  5. Design the best customer service program you can afford, and implement something better. Your product will fail, and your customers deserve the best treatment you can give. No amount of skimping is allowed. Plus, people will talk about your customer service, even if it’s good but especially if it’s bad.

Yeah yeah, I know all about this. You don’t have to tell me,” you might say. Or that Seth Godin covers these points over and over on his blog and in his books.

That’s true. This is basic stuff. But modern corporations aren’t designed to take care of the basic stuff, and human nature makes us want to look further, to the problems and worries those bigger and more successful than us should worry about.

Consider these points where you can start. There are lots of details that you’ll need to figure out, such as how to make your internet marketing as efficient as possible to be shared, or the hard work required to pull off a successful customer service program. But there’s no hope for you if you can’t figure out the basics.

[Note: slightly edited to remove the most blatantly douchey passages.]

No Compromises

Monday, December 8th, 2008

I work in the marketing profession. That means I try to stay on top of the latest trends that marketers are using. Keeping abreast of things like email marketing, social media marketing, Twitter marketing, etc.

Almost all of it is bullshit. Thinly-veiled fads. In reality, we don’t really know what makes products and services sell, we can just convince people to buy part of the time. And what may work one day will be ignored by consumers the next.

But that’s not what I want to talk about.

There’s a lot of people starting blogs and signing up on social sites who aren’t there to connect with their friends. These people are there to sell stuff and try to make money. It’s only inevitable that consultants are hawking Facebook as the next great sales tool.

As a result, those of us marketers who write and blog about marketing are getting in on the whole business by giving ‘advice’ on how to take advantage of social marketing. It’s just like moving to California in the 1840s and selling groceries or liquor instead of mining for gold: in the end you’ll be the one making the money.

Here’s what they’re saying:

  • Create a blog that focuses on a single topic, preferably in your field of expertise.
  • Create accounts on Facebook, LinkedIn, etc. and ‘friend’ other people in your profession.
  • Use Twitter to sell yourself.
  • And other silly rules

Please don’t listen to them. You’ll turn all of those tools into chores and it won’t be fun or interesting at all.

Instead, think of the reason blogs and social sites were created: to communicate with other people.

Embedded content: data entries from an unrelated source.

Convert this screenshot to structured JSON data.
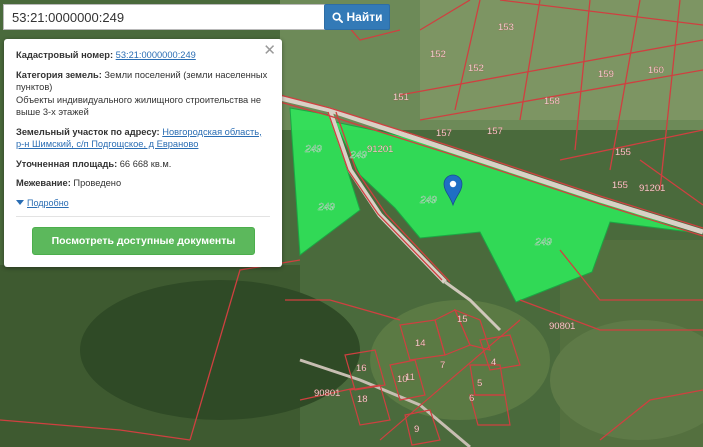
{
  "search": {
    "value": "53:21:0000000:249",
    "button_label": "Найти"
  },
  "info": {
    "cadastral_label": "Кадастровый номер:",
    "cadastral_value": "53:21:0000000:249",
    "category_label": "Категория земель:",
    "category_value": "Земли поселений (земли населенных пунктов)",
    "use_value": "Объекты индивидуального жилищного строительства не выше 3-х этажей",
    "address_label": "Земельный участок по адресу:",
    "address_value": "Новгородская область, р-н Шимский, с/п Подгощское, д Евраново",
    "area_label": "Уточненная площадь:",
    "area_value": "66 668 кв.м.",
    "survey_label": "Межевание:",
    "survey_value": "Проведено",
    "more_label": "Подробно",
    "docs_button": "Посмотреть доступные документы"
  },
  "map": {
    "parcel_labels": [
      "249",
      "249",
      "249",
      "249",
      "249"
    ],
    "number_labels": [
      "153",
      "152",
      "152",
      "151",
      "159",
      "160",
      "158",
      "157",
      "157",
      "155",
      "155",
      "91201",
      "91201",
      "90801",
      "90801",
      "14",
      "15",
      "4",
      "5",
      "6",
      "7",
      "9",
      "10",
      "11",
      "16",
      "18"
    ],
    "colors": {
      "parcel_fill": "#2ee85a",
      "boundary": "#cf4040",
      "road": "#d9d1c6",
      "marker": "#1f6fc4"
    }
  }
}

If I were to follow the advice of my fellow marketeers, Budaeli would be writing about marketing and workplace culture, my Twitter account would be hawking my posts and my employer’s products, and I’d connect with every sleazy marketer on LinkedIn – while my posts and tweets on technology, music, movies, and gay rights would be relegated to separate blogs. “Oh no,” they’d say, “you can still talk about those topics, but you should concentrate them – more people will read your work.”

Bollocks, I say. This blog still exists because of the fun I get from occasionally writing on whatever interests me – and it’s all interesting, so I’ll write about every little subject area that worth writing about. Since having separate blogs, or just writing about a single topic is unappealing and so goddamn boring to me that I won’t do it. Hell, if I want to diss people in the same field of work I’m in, I won’t be stopped.

All I’m going to worry about is not doing anything that will get misconstrued or doesn’t represent who I really am.

What this means to you:

Do what feels right to you, personally. If you shine with a 140-character limit, but can’t form complete thoughts in much larger blocks, stick to Twitter. Even if you’re not that great with Twitter but you’re comfortable with the limit, there you go. Perhaps you are more compelling when speaking: start a podcast.

Just don’t compromise.